(Data about app and page elements)
Content starts
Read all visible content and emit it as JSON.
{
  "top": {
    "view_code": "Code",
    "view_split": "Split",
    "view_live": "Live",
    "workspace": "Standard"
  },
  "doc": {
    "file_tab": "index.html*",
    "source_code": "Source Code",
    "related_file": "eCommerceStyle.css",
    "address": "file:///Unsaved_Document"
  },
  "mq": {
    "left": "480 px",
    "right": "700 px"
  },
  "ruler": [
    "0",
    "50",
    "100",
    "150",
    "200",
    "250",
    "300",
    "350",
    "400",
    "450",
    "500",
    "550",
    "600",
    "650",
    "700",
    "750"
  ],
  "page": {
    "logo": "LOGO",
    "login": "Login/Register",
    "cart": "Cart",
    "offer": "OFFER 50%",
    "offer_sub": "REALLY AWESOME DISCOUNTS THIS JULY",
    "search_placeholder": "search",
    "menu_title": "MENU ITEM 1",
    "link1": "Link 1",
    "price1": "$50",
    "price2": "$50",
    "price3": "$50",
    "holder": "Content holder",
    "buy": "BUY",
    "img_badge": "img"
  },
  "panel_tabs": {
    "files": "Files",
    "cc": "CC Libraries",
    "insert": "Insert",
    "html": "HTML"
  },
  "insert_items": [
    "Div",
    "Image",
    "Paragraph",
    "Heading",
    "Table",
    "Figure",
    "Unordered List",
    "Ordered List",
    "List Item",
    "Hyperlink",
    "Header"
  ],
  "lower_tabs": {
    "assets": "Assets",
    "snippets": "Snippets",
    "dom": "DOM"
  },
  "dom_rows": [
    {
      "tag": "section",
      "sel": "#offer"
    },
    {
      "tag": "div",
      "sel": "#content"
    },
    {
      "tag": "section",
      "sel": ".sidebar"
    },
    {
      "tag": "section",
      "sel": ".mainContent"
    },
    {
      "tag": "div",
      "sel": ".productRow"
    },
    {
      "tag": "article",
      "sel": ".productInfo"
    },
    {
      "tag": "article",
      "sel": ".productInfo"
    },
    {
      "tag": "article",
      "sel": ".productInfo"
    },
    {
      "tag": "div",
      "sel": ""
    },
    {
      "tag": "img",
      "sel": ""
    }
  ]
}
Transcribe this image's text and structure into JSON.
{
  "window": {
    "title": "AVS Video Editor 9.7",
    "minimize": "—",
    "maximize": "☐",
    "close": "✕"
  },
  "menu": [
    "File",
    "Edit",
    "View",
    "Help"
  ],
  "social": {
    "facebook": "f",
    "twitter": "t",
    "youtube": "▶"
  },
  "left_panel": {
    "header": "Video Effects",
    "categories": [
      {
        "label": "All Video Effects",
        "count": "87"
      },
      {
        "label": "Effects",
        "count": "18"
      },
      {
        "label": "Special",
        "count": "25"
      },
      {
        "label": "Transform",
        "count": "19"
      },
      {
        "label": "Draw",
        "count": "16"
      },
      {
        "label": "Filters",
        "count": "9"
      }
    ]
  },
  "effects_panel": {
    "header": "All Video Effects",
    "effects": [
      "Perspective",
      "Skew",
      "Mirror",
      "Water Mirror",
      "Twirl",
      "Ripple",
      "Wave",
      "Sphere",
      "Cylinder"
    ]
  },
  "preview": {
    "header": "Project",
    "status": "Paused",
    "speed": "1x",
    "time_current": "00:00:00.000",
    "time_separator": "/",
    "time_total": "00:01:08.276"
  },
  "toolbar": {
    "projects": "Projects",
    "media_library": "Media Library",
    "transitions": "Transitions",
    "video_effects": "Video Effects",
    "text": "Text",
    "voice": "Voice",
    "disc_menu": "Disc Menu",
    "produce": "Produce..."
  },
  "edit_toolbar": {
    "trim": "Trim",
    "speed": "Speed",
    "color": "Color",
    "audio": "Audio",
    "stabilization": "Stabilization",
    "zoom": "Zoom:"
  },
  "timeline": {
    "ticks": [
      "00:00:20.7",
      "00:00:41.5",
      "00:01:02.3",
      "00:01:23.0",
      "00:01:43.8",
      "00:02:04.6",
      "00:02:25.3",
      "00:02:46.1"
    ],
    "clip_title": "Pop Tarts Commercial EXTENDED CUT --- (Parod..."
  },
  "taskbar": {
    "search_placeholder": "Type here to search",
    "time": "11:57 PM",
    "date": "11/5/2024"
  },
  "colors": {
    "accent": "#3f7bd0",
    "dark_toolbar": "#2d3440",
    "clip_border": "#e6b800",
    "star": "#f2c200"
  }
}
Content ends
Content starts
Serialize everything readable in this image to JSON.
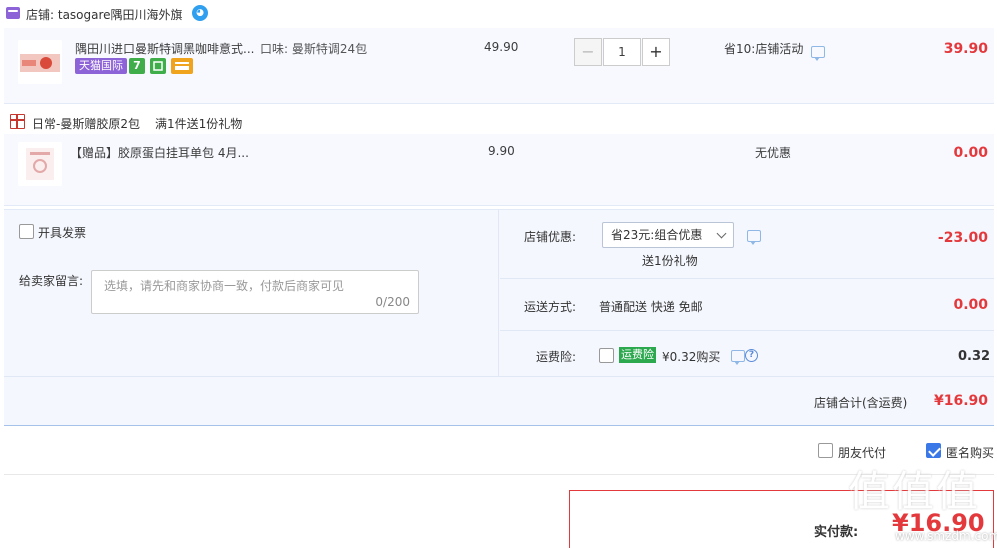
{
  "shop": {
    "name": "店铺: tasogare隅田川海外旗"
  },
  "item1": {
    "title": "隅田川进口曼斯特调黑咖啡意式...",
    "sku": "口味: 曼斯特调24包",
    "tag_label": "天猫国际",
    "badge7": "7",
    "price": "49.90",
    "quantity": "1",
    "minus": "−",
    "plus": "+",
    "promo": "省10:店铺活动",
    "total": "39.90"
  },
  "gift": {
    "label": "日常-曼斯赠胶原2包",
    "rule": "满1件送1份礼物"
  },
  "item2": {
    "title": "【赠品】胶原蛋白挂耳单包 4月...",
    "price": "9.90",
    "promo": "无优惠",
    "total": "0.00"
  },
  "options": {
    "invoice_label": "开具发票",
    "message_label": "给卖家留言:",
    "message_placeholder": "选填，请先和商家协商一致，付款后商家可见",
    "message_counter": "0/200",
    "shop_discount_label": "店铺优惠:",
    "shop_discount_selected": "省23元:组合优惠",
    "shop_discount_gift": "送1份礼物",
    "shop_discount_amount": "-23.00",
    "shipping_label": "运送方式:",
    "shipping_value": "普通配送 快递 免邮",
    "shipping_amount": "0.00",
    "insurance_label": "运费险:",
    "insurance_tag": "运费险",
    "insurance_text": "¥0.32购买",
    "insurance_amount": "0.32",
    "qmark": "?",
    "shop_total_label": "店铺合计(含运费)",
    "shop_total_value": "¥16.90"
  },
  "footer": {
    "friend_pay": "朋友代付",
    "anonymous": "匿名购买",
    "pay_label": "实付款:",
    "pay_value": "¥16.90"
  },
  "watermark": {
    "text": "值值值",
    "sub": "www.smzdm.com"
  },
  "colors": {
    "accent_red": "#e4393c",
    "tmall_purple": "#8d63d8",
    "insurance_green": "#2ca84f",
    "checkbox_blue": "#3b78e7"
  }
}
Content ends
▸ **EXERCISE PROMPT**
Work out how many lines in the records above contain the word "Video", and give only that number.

▸ **RESULT**
5